* What you need to do
Below are entries to examine: work out how many lines contain the word "title", and give only that number.

* Dataset entries
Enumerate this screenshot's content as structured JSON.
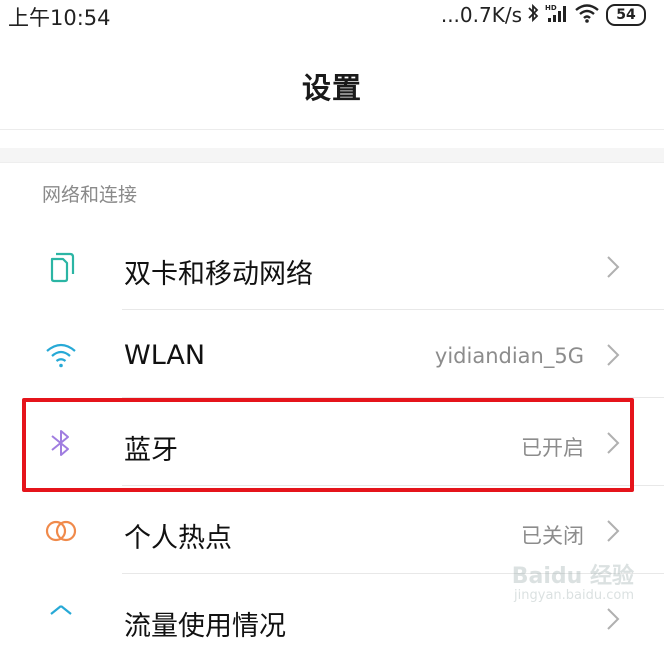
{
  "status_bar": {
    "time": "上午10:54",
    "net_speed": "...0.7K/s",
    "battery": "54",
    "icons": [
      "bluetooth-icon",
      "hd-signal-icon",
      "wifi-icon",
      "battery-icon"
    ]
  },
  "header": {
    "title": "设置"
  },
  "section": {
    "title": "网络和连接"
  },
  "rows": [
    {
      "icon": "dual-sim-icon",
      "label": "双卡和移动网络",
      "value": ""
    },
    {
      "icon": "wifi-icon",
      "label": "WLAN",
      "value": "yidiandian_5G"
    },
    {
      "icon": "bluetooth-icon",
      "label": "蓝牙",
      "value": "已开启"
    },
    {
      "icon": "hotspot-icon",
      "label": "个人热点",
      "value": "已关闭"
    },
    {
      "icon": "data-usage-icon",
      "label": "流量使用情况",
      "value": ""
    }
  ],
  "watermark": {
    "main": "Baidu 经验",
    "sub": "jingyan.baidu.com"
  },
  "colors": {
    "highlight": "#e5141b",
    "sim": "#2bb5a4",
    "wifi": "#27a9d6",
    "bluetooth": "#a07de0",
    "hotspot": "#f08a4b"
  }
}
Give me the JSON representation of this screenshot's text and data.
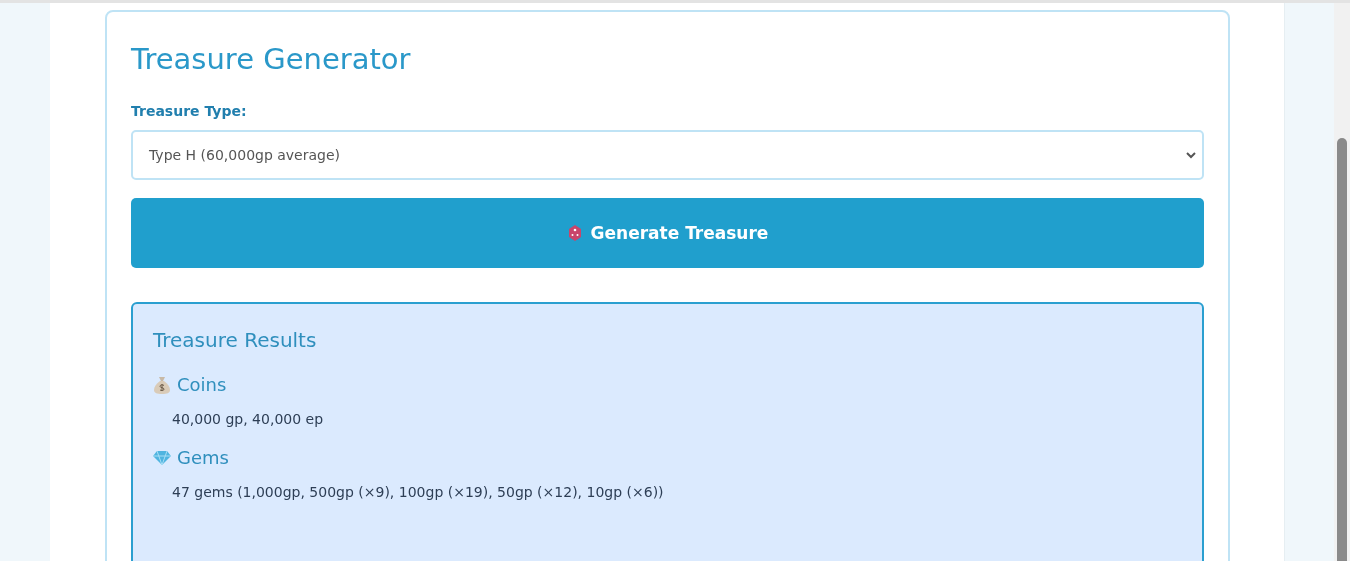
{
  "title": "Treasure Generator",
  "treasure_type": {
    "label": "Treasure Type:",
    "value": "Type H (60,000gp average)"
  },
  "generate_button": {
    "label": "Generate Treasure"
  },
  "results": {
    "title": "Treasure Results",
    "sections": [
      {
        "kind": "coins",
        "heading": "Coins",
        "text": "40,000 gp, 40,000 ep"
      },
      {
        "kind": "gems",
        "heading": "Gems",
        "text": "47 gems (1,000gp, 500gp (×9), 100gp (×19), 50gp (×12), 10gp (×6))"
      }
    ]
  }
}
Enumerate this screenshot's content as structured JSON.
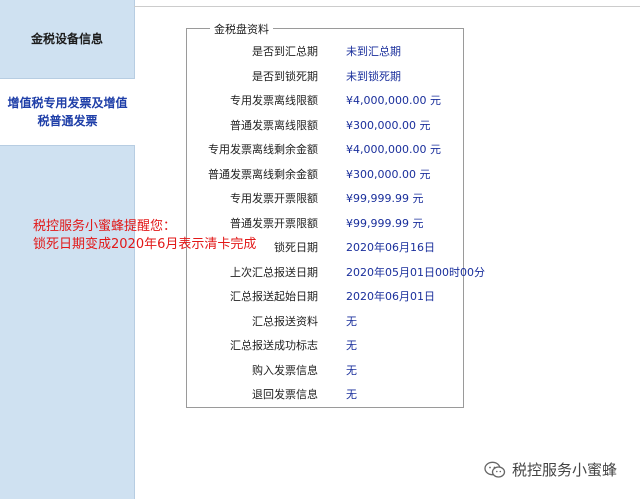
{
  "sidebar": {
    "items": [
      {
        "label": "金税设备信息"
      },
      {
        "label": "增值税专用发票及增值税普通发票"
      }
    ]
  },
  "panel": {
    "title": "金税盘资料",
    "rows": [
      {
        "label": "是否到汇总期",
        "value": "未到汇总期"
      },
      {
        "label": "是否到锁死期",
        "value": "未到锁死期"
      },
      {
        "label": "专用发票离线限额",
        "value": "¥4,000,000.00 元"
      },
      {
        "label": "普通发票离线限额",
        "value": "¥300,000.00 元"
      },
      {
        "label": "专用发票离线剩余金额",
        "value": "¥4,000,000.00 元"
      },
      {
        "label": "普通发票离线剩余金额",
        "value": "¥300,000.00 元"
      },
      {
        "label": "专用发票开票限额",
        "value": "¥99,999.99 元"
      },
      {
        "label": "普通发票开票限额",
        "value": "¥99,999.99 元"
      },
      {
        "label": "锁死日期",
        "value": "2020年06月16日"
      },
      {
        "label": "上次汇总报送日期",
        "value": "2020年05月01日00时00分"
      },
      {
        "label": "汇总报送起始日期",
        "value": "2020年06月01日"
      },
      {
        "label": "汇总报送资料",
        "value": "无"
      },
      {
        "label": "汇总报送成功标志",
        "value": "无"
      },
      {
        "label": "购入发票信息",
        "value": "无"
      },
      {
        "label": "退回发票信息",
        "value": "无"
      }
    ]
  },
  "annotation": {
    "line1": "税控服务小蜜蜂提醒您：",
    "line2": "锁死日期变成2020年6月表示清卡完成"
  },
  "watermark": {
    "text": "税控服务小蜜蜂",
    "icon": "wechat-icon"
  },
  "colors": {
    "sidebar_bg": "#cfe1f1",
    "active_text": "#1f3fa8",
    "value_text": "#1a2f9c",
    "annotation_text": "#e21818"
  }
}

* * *

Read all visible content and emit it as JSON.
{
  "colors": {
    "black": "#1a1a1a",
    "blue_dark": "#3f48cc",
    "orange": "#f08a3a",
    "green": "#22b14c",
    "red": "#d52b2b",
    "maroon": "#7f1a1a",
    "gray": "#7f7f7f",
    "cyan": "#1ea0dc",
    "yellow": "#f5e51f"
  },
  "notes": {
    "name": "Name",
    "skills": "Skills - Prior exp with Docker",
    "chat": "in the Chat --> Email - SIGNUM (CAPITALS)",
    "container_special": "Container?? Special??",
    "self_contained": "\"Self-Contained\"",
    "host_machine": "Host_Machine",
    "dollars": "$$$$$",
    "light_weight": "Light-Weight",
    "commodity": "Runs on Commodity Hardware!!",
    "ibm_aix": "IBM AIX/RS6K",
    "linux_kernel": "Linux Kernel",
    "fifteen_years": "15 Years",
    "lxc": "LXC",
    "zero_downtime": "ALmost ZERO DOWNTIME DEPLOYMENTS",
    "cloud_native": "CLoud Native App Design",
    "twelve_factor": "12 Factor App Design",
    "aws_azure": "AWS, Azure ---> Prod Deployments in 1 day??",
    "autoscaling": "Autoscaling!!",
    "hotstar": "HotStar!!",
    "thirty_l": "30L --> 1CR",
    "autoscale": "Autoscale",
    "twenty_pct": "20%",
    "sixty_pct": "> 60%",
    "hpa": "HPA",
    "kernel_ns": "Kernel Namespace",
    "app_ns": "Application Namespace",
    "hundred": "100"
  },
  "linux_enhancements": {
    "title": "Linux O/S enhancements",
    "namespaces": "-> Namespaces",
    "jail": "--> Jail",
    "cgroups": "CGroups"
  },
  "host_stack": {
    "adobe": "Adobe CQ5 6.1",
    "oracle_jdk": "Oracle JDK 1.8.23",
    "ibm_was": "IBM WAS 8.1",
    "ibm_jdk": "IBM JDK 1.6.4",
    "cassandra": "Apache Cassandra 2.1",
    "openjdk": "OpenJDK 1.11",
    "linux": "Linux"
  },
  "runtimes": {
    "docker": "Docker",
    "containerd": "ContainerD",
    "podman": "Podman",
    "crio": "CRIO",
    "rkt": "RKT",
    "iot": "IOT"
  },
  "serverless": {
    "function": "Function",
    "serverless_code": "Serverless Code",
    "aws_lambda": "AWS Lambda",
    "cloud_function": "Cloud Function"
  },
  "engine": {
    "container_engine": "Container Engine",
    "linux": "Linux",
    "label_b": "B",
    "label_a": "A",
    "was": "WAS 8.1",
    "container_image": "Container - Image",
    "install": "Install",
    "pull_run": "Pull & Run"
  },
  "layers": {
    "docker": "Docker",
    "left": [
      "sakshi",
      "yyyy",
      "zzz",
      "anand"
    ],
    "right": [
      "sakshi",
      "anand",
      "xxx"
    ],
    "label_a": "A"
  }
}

* Result for this task
6